> _What is being asked_: What is needed is a single figure: how many lines of the records below contain the word "title".

> _Input material_:
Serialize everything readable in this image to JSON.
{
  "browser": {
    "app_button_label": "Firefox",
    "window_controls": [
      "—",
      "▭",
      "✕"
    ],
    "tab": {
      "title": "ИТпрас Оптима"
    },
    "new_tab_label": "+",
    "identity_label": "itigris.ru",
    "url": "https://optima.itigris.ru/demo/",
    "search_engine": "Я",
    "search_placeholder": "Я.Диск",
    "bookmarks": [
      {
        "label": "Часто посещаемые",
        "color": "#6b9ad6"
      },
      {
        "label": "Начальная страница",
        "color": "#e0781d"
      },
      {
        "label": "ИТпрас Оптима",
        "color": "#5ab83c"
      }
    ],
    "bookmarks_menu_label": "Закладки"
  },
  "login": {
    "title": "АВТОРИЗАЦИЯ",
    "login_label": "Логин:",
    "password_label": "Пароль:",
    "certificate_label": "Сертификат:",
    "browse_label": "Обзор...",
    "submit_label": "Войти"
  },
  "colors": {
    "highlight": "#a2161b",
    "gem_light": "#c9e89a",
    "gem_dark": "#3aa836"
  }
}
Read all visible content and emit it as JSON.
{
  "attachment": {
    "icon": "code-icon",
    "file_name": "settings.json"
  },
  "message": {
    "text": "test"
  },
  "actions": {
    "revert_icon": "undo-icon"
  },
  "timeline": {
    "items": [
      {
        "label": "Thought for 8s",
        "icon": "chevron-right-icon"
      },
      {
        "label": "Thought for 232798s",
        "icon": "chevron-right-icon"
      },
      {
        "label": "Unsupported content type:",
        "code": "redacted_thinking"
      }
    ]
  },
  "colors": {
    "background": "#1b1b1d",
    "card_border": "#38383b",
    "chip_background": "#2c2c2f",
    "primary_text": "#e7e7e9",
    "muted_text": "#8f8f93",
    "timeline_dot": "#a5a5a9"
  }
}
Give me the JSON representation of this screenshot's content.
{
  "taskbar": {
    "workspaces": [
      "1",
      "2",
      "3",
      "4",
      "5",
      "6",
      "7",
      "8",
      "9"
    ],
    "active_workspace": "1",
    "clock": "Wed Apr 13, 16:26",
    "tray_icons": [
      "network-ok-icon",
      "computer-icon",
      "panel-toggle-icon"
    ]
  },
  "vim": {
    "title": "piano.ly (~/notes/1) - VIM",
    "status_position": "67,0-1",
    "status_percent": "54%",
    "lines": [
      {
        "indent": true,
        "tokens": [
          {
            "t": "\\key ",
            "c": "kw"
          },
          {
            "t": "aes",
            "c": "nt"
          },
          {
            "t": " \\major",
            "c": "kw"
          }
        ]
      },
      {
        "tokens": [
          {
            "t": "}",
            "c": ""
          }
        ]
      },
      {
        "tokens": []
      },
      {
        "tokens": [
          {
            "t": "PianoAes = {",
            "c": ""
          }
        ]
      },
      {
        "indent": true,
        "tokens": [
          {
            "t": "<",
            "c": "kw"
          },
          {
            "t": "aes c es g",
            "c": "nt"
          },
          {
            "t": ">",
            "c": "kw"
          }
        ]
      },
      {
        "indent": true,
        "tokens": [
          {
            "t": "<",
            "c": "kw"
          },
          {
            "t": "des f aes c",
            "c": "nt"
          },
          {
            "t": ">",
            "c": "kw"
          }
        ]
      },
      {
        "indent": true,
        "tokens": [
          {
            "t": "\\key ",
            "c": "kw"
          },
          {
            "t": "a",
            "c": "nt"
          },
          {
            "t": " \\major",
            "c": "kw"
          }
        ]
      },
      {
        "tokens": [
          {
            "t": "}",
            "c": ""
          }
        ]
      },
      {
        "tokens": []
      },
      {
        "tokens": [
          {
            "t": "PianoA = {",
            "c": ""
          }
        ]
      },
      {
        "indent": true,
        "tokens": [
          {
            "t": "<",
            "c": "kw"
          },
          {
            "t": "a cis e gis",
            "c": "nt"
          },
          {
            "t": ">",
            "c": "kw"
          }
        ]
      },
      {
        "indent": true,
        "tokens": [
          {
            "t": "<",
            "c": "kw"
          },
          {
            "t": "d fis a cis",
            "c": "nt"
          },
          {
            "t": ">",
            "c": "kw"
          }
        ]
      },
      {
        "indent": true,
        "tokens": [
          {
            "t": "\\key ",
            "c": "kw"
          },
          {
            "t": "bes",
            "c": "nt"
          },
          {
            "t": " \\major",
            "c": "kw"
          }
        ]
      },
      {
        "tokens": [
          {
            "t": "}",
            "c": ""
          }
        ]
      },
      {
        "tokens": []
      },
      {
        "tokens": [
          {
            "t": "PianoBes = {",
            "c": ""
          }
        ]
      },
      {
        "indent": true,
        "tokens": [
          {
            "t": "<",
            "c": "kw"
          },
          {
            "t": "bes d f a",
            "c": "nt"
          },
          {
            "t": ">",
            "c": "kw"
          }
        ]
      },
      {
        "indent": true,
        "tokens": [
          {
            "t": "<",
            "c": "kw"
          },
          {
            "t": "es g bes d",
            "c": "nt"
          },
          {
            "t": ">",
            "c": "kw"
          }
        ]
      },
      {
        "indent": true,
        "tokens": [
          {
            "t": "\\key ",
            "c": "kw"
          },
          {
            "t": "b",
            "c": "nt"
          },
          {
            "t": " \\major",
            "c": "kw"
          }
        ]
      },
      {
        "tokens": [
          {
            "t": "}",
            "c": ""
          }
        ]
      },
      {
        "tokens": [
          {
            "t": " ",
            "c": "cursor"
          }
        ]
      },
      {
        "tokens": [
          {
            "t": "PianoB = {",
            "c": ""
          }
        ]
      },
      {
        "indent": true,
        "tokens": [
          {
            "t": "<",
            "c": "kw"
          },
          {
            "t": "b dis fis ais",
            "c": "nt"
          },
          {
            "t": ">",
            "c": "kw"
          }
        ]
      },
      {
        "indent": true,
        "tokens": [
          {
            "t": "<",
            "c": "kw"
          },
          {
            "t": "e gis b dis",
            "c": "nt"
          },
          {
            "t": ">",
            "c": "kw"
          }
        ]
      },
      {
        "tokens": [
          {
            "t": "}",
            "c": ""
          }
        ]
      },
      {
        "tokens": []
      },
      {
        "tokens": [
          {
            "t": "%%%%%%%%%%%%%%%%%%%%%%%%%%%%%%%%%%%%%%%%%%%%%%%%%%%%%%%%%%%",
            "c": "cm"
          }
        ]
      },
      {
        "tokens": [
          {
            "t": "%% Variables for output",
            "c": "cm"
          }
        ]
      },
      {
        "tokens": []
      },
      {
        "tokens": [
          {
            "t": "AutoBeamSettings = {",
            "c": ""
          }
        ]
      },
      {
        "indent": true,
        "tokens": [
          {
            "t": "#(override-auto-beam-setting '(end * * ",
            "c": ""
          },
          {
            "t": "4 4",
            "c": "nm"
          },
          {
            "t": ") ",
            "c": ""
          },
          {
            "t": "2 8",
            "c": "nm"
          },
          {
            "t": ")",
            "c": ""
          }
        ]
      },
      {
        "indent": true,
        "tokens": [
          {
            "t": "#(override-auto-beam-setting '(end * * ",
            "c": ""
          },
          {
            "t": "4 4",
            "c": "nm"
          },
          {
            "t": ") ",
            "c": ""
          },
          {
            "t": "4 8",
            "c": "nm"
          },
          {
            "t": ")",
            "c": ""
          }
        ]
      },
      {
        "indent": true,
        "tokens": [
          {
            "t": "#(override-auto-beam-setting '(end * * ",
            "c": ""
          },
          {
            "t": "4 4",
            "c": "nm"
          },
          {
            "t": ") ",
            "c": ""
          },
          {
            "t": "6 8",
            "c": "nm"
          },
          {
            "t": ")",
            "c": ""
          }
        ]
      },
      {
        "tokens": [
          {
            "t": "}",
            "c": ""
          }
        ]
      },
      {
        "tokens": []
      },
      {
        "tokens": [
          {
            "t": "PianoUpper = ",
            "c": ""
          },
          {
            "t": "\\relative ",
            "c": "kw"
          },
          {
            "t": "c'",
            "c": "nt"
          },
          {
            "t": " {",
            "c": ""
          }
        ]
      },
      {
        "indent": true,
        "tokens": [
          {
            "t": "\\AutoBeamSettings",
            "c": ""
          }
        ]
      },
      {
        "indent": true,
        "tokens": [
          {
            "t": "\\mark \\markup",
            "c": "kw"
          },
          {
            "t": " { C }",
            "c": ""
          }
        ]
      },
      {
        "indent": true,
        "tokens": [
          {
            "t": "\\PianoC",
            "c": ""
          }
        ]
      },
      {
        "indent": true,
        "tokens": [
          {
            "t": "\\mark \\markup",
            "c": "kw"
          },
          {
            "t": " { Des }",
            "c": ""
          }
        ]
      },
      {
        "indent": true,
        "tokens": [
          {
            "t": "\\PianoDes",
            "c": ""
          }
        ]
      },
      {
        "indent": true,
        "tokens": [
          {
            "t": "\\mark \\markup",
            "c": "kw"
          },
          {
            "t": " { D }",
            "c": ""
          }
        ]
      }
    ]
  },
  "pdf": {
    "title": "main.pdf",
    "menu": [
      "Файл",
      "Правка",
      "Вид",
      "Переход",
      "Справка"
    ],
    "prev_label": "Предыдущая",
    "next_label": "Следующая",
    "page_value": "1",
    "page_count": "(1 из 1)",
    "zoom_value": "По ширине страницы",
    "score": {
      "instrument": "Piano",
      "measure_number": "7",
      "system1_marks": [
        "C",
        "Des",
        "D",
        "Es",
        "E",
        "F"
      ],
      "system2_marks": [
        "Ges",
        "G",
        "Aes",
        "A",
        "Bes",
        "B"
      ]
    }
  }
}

> _Answer box_: 4